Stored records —
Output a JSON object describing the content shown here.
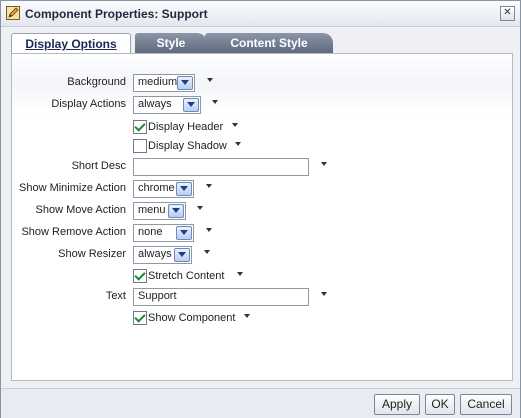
{
  "window": {
    "title": "Component Properties: Support",
    "close_glyph": "✕",
    "icon": "pencil-edit-icon"
  },
  "tabs": [
    {
      "label": "Display Options",
      "active": true
    },
    {
      "label": "Style",
      "active": false
    },
    {
      "label": "Content Style",
      "active": false
    }
  ],
  "fields": {
    "background": {
      "label": "Background",
      "value": "medium"
    },
    "display_actions": {
      "label": "Display Actions",
      "value": "always"
    },
    "display_header": {
      "label": "Display Header",
      "checked": true
    },
    "display_shadow": {
      "label": "Display Shadow",
      "checked": false
    },
    "short_desc": {
      "label": "Short Desc",
      "value": ""
    },
    "show_minimize_action": {
      "label": "Show Minimize Action",
      "value": "chrome"
    },
    "show_move_action": {
      "label": "Show Move Action",
      "value": "menu"
    },
    "show_remove_action": {
      "label": "Show Remove Action",
      "value": "none"
    },
    "show_resizer": {
      "label": "Show Resizer",
      "value": "always"
    },
    "stretch_content": {
      "label": "Stretch Content",
      "checked": true
    },
    "text": {
      "label": "Text",
      "value": "Support"
    },
    "show_component": {
      "label": "Show Component",
      "checked": true
    }
  },
  "buttons": {
    "apply": "Apply",
    "ok": "OK",
    "cancel": "Cancel"
  },
  "colors": {
    "tab_active_text": "#1a2a55",
    "check_mark": "#1a8a2a"
  }
}
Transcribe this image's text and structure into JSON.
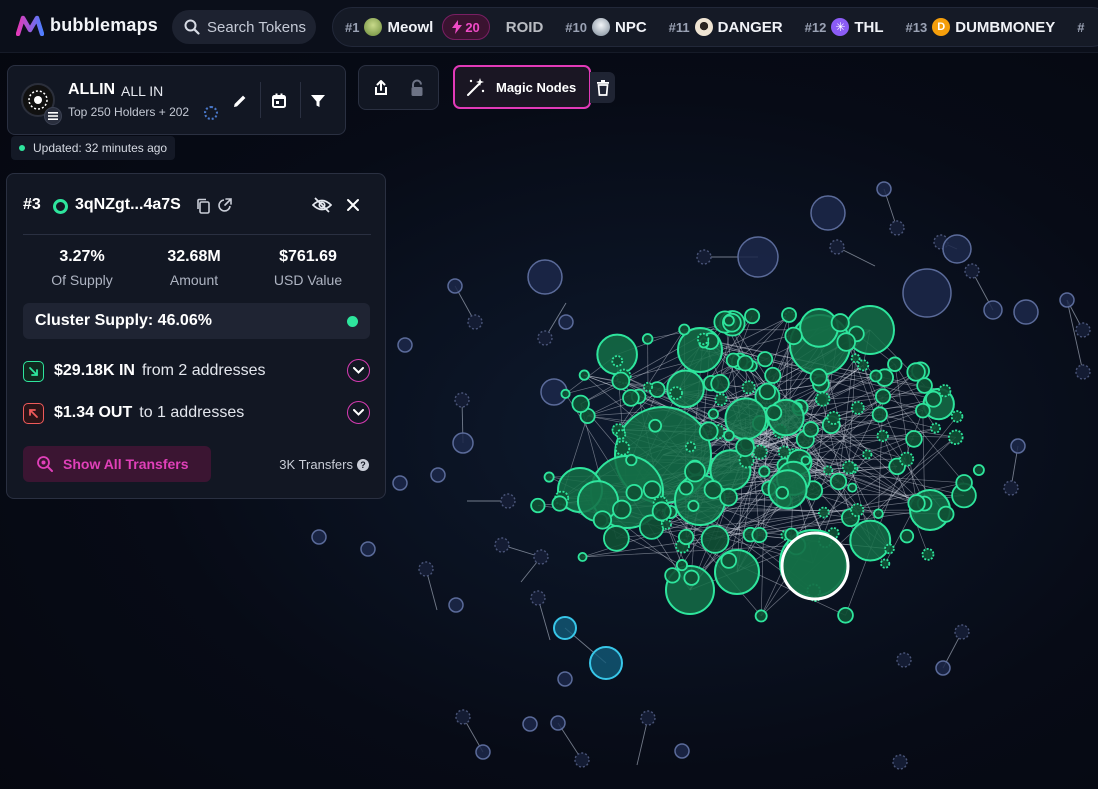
{
  "app": {
    "brand": "bubblemaps",
    "search_placeholder": "Search Tokens",
    "colors": {
      "accent": "#e23ab8",
      "green": "#2ee59d",
      "panel": "#121723",
      "background": "#070b16"
    }
  },
  "ticker": [
    {
      "rank": "#1",
      "name": "Meowl",
      "avatar_color": "#9bbf6a",
      "boost": "20"
    },
    {
      "rank": "",
      "name": "ROID",
      "avatar_color": ""
    },
    {
      "rank": "#10",
      "name": "NPC",
      "avatar_color": "#dfe6ee"
    },
    {
      "rank": "#11",
      "name": "DANGER",
      "avatar_color": "#e6d9c6"
    },
    {
      "rank": "#12",
      "name": "THL",
      "avatar_color": "#8b5cf6"
    },
    {
      "rank": "#13",
      "name": "DUMBMONEY",
      "avatar_color": "#f59e0b"
    },
    {
      "rank": "#",
      "name": "",
      "avatar_color": ""
    }
  ],
  "token": {
    "symbol": "ALLIN",
    "name": "ALL IN",
    "subtitle": "Top 250 Holders + 202",
    "updated": "Updated: 32 minutes ago"
  },
  "toolbar": {
    "magic_nodes": "Magic Nodes"
  },
  "wallet": {
    "rank": "#3",
    "address": "3qNZgt...4a7S",
    "stats": [
      {
        "value": "3.27%",
        "label": "Of Supply"
      },
      {
        "value": "32.68M",
        "label": "Amount"
      },
      {
        "value": "$761.69",
        "label": "USD Value"
      }
    ],
    "cluster_supply": "Cluster Supply: 46.06%",
    "in_amount": "$29.18K IN",
    "in_text": "from 2 addresses",
    "out_amount": "$1.34 OUT",
    "out_text": "to 1 addresses",
    "show_transfers": "Show All Transfers",
    "transfer_count": "3K Transfers"
  }
}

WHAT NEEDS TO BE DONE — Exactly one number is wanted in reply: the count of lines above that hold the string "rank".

REPLY TO THE TASK — 8